Many middle-aged adults go through personality changes due to many changing life events that can occur. Psychologists such as Carl Jung have been in strong favor of defining such changes as the “mid-life crisis” due to the clear and present psychosocial and personality changes that adults may experience (Kail & Cavanaugh, 2010). Socially, this type of change is more commonly viewed as middle-aged men suddenly purchasing new cars or chasing younger women in attempts to re-experience the vibrant events of their youth. Furthermore, most Americans believe that they have or will experience a mid-life crisis at some point in their adult years (Kail & Cavanaugh, 2010). In addition to these clear developments, many individuals looks at the trends in public media to guide their actions as adults. These trends can include older celebrities purchasing plastic surgery, botox and skin creams in an attempt to reduce the signs of aging. It is no longer socially “acceptable” to be old. Nevertheless, “for several decades, the bulk of research evidence has failed to support the idea that most adults experience difficulty at the level of a crisis in midlife” (Kail & Cavanaugh, 2010).

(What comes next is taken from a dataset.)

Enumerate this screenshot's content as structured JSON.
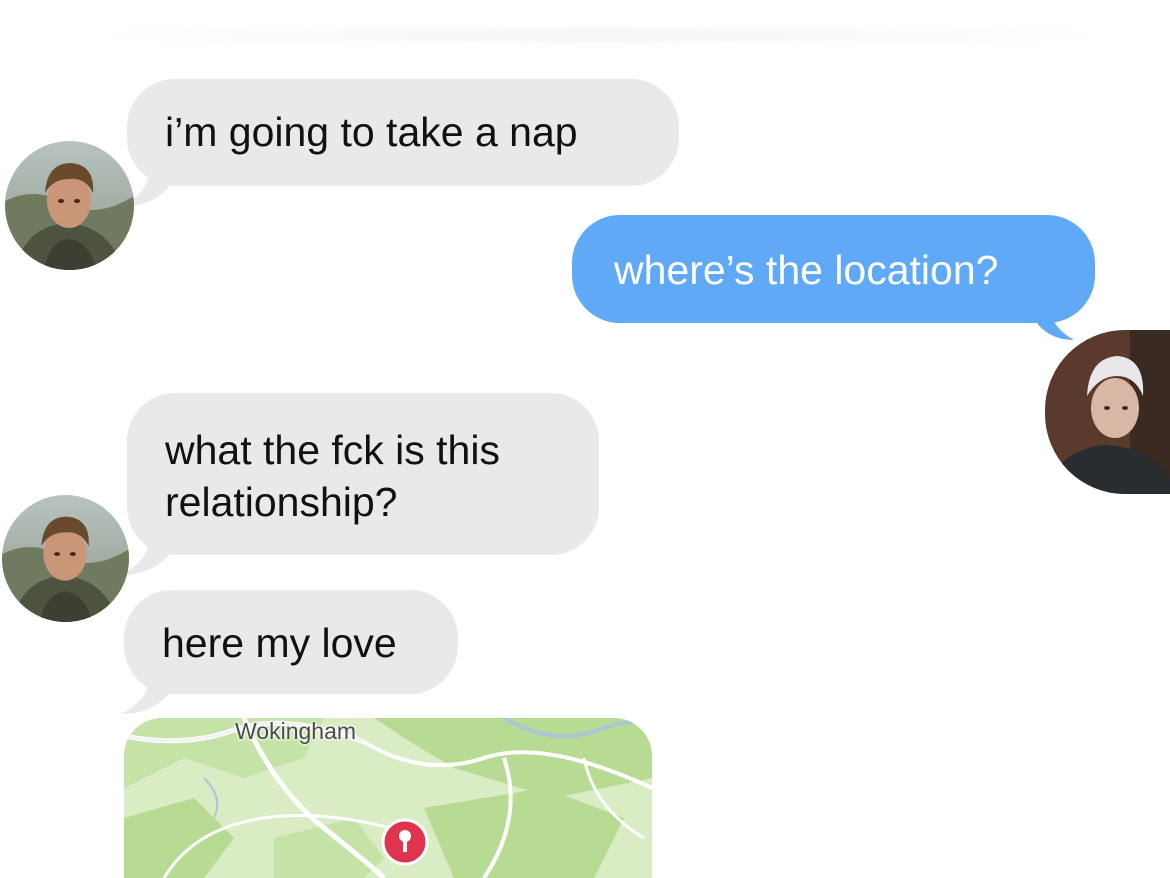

The question still remains why some individuals show these changes and others do not. Psychology has found that the personality and determination factors such as ego resilience enable people to handle midlife changes must more effectively than others (Kail & Cavanaugh, 2010). These changes can also be much different for men and women. Men stereotypically practice the previously mentioned behavioral changes, while women are more engaged in the skin creams and plastic surgery. However, in the end the belief appears to be that money can be the answer to the mid-life crisis and purchase goods or services that will drastically alter the “causes” of the mid-life crisis. While studies cannot clearly define why these changes occur in men and women, it is easy to hypothesize that they exist due to a mix of biological, psychological and social factors. Primarily, biological changes in estrogen, testosterone and other hormones in the body have an equal transitional effect on the psychological factors within an individual which can also alter how an individual perceives themselves. Therefore, the mix of all three types of factors combines to enact these changes in adults.
Kail, R. V., & Cavanaugh, J. C. (2010). Human development, a life-span view. Belmont, CA: Wadsworth Publishing Company.